■ Task item: Leaving out every picture, output the records below exactly as they are.

Element data from apps and pages
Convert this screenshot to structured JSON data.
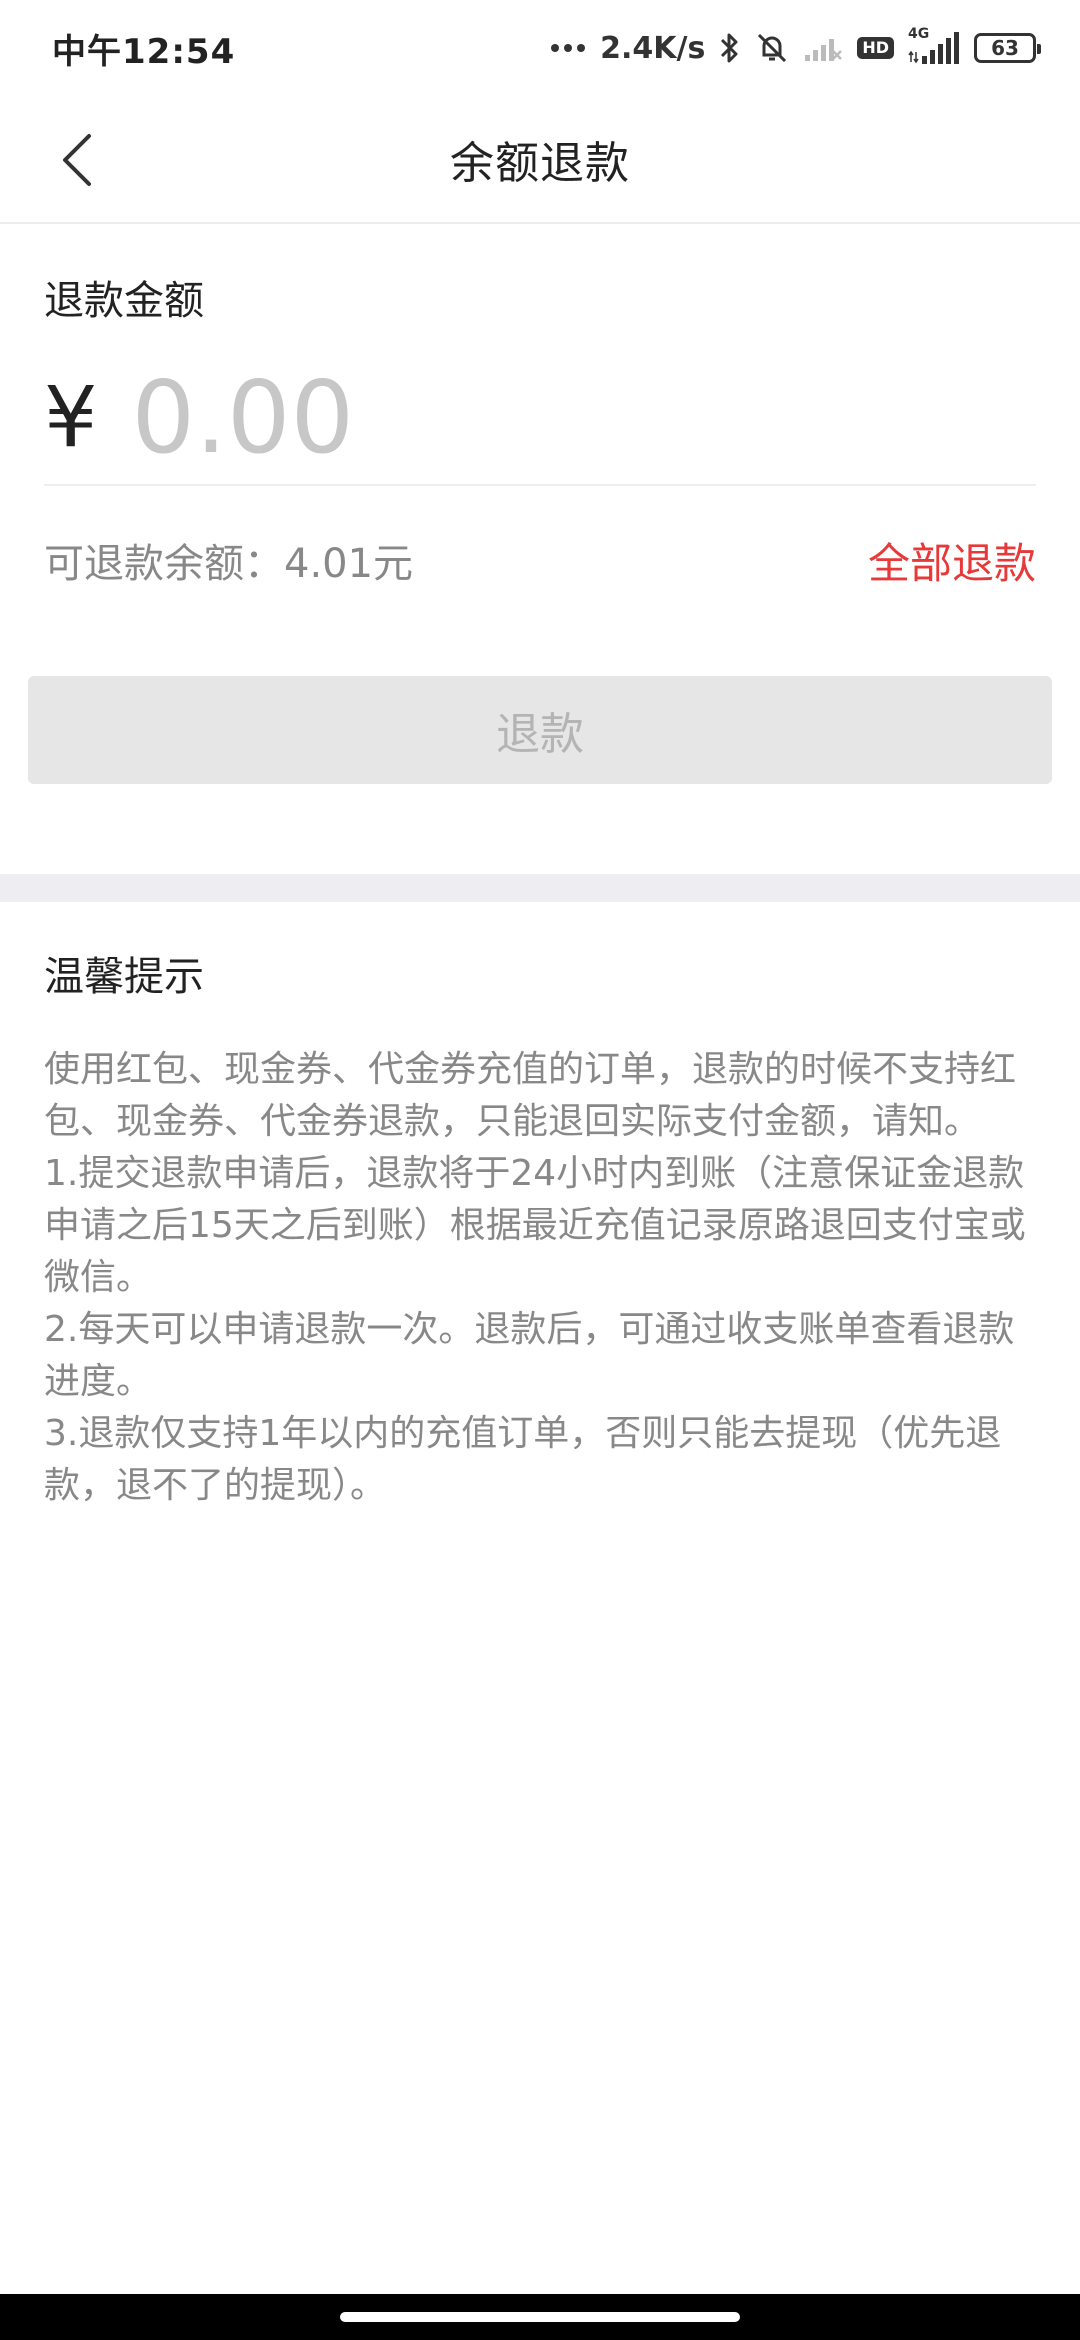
{
  "status_bar": {
    "time": "中午12:54",
    "network_speed": "2.4K/s",
    "signal_label": "4G",
    "hd_label": "HD",
    "battery": "63",
    "icons": [
      "more-dots-icon",
      "bluetooth-icon",
      "mute-bell-icon",
      "signal-weak-icon",
      "hd-icon",
      "signal-4g-icon",
      "battery-icon"
    ]
  },
  "header": {
    "title": "余额退款",
    "back_icon": "back-chevron-icon"
  },
  "amount": {
    "label": "退款金额",
    "currency_symbol": "¥",
    "placeholder": "0.00",
    "value": ""
  },
  "available": {
    "text": "可退款余额：4.01元",
    "refund_all_label": "全部退款"
  },
  "refund_button": {
    "label": "退款"
  },
  "tips": {
    "title": "温馨提示",
    "paragraphs": [
      "使用红包、现金券、代金券充值的订单，退款的时候不支持红包、现金券、代金券退款，只能退回实际支付金额，请知。",
      "1.提交退款申请后，退款将于24小时内到账（注意保证金退款申请之后15天之后到账）根据最近充值记录原路退回支付宝或微信。",
      "2.每天可以申请退款一次。退款后，可通过收支账单查看退款进度。",
      "3.退款仅支持1年以内的充值订单，否则只能去提现（优先退款，退不了的提现）。"
    ]
  },
  "colors": {
    "accent_red": "#e8393a",
    "disabled_button_bg": "#e6e6e6",
    "disabled_button_text": "#b4b4b4",
    "muted_text": "#888888",
    "divider_band": "#ededf2"
  }
}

■ Response to the task:
Convert this screenshot to structured JSON data.
{
  "status_bar": {
    "time": "中午12:54",
    "network_speed": "2.4K/s",
    "signal_label": "4G",
    "hd_label": "HD",
    "battery": "63",
    "icons": [
      "more-dots-icon",
      "bluetooth-icon",
      "mute-bell-icon",
      "signal-weak-icon",
      "hd-icon",
      "signal-4g-icon",
      "battery-icon"
    ]
  },
  "header": {
    "title": "余额退款",
    "back_icon": "back-chevron-icon"
  },
  "amount": {
    "label": "退款金额",
    "currency_symbol": "¥",
    "placeholder": "0.00",
    "value": ""
  },
  "available": {
    "text": "可退款余额：4.01元",
    "refund_all_label": "全部退款"
  },
  "refund_button": {
    "label": "退款"
  },
  "tips": {
    "title": "温馨提示",
    "paragraphs": [
      "使用红包、现金券、代金券充值的订单，退款的时候不支持红包、现金券、代金券退款，只能退回实际支付金额，请知。",
      "1.提交退款申请后，退款将于24小时内到账（注意保证金退款申请之后15天之后到账）根据最近充值记录原路退回支付宝或微信。",
      "2.每天可以申请退款一次。退款后，可通过收支账单查看退款进度。",
      "3.退款仅支持1年以内的充值订单，否则只能去提现（优先退款，退不了的提现）。"
    ]
  },
  "colors": {
    "accent_red": "#e8393a",
    "disabled_button_bg": "#e6e6e6",
    "disabled_button_text": "#b4b4b4",
    "muted_text": "#888888",
    "divider_band": "#ededf2"
  }
}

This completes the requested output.